if the transmitted count value is lower than the last authenticated count, incrementing the value of bits 23 through 29 by one before combining at a processor of the second node, the 23 least significant bits (0-22) with the 17 most significant bits (23-39) of the last authenticated count to form a revised count;
calculating at the processor of the second node a message integrity check (MIC) value using the revised count and pre-selected key;
if the calculated MIC value equals a received MIC value, then the message data integrity is validated.

14. A data structure for securing data frames transmitted in multiple hops using multiple nodes across a mesh network, the data structure comprising:

a network security header located after a data link layer (DLL) security layer within a mesh header, the network security header including: a first set of bits containing a network count; a bit following the first set of bits containing a network key identifier (ID); and a second set of bits containing a network message integrity check (MIC).

15. The data structure according to claim 14, wherein a network security nonce for MIC calculation is thirteen octets and when the data frame is a request includes a network count, an originator PAN ID and an address padded with zeros

and when the message is a response includes the network count, target PAN ID, target address, originator PAN ID and originator address.

16. A process for validating integrity of a data frame transmitted in multiple hops using multiple nodes across a mesh network, the process comprising:

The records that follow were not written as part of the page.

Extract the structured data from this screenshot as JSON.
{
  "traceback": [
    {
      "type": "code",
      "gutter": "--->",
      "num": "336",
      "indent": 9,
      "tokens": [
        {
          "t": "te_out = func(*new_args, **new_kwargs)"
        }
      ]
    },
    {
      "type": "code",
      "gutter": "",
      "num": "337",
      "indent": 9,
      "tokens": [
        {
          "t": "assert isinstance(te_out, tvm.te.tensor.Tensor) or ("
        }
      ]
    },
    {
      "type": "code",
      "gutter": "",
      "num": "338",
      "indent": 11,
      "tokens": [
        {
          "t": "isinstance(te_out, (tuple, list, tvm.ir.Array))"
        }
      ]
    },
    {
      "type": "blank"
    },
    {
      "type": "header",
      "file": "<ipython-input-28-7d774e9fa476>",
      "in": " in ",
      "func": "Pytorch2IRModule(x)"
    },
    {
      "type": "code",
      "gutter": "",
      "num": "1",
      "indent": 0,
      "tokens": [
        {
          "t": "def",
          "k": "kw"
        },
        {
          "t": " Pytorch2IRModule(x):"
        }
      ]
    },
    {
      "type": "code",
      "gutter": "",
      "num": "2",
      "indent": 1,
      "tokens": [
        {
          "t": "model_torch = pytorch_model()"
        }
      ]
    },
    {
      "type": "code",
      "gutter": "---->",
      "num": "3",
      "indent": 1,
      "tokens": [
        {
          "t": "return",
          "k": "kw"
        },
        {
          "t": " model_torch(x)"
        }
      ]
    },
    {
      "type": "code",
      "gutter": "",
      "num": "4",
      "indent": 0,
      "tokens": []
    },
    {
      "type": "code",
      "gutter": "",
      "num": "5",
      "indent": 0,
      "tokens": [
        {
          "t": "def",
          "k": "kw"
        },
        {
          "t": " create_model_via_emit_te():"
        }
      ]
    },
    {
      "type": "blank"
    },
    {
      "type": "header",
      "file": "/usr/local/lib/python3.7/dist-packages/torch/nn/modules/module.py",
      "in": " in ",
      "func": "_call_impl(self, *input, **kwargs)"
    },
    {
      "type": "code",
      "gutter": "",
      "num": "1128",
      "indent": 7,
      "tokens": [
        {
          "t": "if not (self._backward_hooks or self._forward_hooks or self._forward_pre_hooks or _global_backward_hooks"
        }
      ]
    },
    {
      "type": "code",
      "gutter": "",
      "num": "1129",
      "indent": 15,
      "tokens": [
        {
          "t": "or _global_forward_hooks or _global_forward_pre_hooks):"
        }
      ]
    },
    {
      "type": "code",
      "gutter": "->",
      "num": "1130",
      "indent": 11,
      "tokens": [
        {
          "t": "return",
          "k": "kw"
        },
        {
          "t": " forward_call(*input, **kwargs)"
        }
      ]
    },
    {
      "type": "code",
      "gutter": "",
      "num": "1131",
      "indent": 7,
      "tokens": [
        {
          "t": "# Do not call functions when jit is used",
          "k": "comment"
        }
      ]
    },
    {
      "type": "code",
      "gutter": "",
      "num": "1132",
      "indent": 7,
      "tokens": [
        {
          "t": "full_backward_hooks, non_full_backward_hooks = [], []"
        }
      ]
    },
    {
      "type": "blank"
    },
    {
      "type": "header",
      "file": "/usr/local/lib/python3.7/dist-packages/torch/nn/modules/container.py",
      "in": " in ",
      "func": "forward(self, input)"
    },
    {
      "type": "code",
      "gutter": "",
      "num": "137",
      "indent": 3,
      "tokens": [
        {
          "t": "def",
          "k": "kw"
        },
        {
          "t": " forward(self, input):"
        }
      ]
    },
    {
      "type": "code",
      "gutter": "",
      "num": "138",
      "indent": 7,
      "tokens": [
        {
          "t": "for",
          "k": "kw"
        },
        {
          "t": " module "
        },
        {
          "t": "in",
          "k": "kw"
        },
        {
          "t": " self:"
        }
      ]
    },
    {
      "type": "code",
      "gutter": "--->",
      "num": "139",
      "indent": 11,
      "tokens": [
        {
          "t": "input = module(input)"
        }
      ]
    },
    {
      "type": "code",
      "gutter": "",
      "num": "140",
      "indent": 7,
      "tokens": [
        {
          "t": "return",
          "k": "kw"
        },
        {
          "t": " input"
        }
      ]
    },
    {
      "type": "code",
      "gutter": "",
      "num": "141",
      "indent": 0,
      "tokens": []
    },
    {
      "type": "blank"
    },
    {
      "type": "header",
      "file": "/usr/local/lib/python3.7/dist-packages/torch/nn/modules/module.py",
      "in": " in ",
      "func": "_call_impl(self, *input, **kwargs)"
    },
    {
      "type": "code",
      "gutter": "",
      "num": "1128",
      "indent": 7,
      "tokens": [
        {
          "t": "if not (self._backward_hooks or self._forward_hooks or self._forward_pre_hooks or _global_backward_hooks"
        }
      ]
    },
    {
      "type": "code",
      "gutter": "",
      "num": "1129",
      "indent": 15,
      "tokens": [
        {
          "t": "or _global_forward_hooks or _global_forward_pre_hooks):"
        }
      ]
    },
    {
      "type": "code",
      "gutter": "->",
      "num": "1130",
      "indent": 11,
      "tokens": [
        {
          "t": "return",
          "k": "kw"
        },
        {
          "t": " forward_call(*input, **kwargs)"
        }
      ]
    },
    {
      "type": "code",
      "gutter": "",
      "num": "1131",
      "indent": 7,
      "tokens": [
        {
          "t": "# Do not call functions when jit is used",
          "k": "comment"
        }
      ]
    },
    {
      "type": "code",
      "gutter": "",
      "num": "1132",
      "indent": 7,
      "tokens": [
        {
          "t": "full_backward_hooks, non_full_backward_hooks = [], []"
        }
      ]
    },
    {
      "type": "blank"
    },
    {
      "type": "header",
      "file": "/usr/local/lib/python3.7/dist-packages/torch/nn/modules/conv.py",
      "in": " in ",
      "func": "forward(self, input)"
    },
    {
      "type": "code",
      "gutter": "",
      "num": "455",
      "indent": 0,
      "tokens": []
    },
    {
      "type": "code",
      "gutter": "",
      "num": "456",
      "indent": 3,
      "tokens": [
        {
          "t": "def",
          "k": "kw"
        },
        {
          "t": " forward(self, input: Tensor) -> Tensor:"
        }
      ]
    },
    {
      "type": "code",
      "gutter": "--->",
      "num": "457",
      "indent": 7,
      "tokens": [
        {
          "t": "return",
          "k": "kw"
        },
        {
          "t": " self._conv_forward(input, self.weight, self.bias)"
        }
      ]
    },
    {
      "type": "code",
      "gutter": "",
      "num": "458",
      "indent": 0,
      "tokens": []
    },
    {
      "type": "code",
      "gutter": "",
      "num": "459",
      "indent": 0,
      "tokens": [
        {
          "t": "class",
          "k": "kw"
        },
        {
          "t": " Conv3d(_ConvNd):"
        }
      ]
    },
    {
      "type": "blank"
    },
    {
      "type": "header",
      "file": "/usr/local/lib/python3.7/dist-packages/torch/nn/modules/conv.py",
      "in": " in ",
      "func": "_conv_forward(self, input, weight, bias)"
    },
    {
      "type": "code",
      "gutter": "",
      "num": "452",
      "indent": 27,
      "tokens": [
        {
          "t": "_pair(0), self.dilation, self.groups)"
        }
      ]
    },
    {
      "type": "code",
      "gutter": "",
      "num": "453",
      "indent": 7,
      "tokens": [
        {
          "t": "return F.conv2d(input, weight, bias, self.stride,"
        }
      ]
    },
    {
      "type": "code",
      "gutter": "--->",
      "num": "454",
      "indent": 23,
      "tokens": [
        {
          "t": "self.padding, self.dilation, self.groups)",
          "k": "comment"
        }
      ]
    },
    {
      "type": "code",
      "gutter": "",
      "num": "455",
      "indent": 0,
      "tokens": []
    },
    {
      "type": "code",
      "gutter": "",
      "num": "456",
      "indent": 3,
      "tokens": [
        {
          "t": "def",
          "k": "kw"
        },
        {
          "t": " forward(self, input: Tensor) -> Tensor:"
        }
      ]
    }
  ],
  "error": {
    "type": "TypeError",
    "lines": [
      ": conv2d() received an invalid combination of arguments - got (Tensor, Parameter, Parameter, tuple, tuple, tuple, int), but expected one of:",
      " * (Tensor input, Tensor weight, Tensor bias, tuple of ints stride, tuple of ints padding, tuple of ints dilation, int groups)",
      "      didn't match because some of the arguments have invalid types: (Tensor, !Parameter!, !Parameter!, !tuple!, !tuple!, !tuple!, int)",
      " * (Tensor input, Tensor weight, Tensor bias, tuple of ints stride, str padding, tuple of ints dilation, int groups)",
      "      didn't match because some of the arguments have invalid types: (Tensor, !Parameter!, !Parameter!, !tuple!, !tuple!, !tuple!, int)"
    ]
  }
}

receiving a data frame at a receiver node, wherein the data frame includes a network security header including a network count, a network key identifier (ID) and a message integrity check (MIC);
processing an identifier (ID) for an originating node that originated the data frame and a source field address to determine if the data frame was received from a coordinator node or a non-coordinator node;
if the data frame was received from a coordinator node, the network key ID selects a node key for determining verification;
if the data frame was received from a non-coordinator node, the network key ID selects a mesh key for determining verification;
when the received data frame is a request, a nonce is a combination of at least the network count, the originating node ID and an originating node address and the receiving node verifies the integrity of the frame by: adding a 0 to the network field to make a 40 bit field, calculating the received MIC using either the node key or the mesh key as identified by the network key ID; comparing the transmitted MIC with the received MIC, wherein the data frame is verified if the transmitted MIC is equal to the received MIC;
when the received data frame is a response, the network count is combined with the identifier and address for the target of the data frame and the originating node ID and an originating node address and the receiving node compares a network count in the response with a network count in the request, wherein the data frame is verified if the response network count is equal to the request network count.

Patent History

Publication number: 20100061272
Type: Application
Filed: Sep 4, 2009
Publication Date: Mar 11, 2010
Patent Grant number: 8699377
Applicant:
Inventor: Michel VEILLETTE (Waterloo)
Application Number: 12/554,135

Classifications

Current U.S. Class: Network Configuration Determination (370/254); Channel Assignment (370/329)
International Classification: H04L 12/28 (20060101); H04W 4/00 (20090101);